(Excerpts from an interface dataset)
---------------

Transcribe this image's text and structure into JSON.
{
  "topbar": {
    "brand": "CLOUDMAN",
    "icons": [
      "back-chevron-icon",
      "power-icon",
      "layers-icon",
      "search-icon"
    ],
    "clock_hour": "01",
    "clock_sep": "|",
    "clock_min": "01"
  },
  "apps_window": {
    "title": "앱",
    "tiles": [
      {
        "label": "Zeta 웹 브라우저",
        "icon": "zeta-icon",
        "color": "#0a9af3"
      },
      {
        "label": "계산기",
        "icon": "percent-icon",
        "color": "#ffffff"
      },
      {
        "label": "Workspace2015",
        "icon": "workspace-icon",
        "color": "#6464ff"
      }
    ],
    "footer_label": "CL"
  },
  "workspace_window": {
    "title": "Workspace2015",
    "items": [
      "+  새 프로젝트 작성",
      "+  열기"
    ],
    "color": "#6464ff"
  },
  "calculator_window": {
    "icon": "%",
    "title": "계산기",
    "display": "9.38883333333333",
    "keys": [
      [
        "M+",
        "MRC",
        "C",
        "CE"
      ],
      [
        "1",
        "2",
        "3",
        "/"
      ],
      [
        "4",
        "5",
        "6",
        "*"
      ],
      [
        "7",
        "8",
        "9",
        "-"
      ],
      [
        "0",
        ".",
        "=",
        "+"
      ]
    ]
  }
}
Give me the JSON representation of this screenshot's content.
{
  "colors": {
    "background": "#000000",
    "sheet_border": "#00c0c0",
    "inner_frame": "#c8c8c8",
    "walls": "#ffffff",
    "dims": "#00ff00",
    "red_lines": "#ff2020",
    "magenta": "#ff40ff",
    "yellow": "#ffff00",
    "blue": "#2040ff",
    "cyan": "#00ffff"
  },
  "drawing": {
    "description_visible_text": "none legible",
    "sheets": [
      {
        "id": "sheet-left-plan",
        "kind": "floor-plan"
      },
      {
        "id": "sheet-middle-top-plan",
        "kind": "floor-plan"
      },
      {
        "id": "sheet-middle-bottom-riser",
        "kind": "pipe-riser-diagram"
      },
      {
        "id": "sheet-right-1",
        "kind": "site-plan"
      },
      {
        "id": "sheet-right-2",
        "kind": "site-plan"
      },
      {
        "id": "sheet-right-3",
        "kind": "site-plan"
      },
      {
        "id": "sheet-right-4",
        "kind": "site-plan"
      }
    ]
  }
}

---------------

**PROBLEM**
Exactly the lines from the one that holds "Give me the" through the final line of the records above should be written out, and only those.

**OUTPUT OF THE TASK**
Give me the JSON representation of this screenshot's content.
{
  "colors": {
    "background": "#000000",
    "sheet_border": "#00c0c0",
    "inner_frame": "#c8c8c8",
    "walls": "#ffffff",
    "dims": "#00ff00",
    "red_lines": "#ff2020",
    "magenta": "#ff40ff",
    "yellow": "#ffff00",
    "blue": "#2040ff",
    "cyan": "#00ffff"
  },
  "drawing": {
    "description_visible_text": "none legible",
    "sheets": [
      {
        "id": "sheet-left-plan",
        "kind": "floor-plan"
      },
      {
        "id": "sheet-middle-top-plan",
        "kind": "floor-plan"
      },
      {
        "id": "sheet-middle-bottom-riser",
        "kind": "pipe-riser-diagram"
      },
      {
        "id": "sheet-right-1",
        "kind": "site-plan"
      },
      {
        "id": "sheet-right-2",
        "kind": "site-plan"
      },
      {
        "id": "sheet-right-3",
        "kind": "site-plan"
      },
      {
        "id": "sheet-right-4",
        "kind": "site-plan"
      }
    ]
  }
}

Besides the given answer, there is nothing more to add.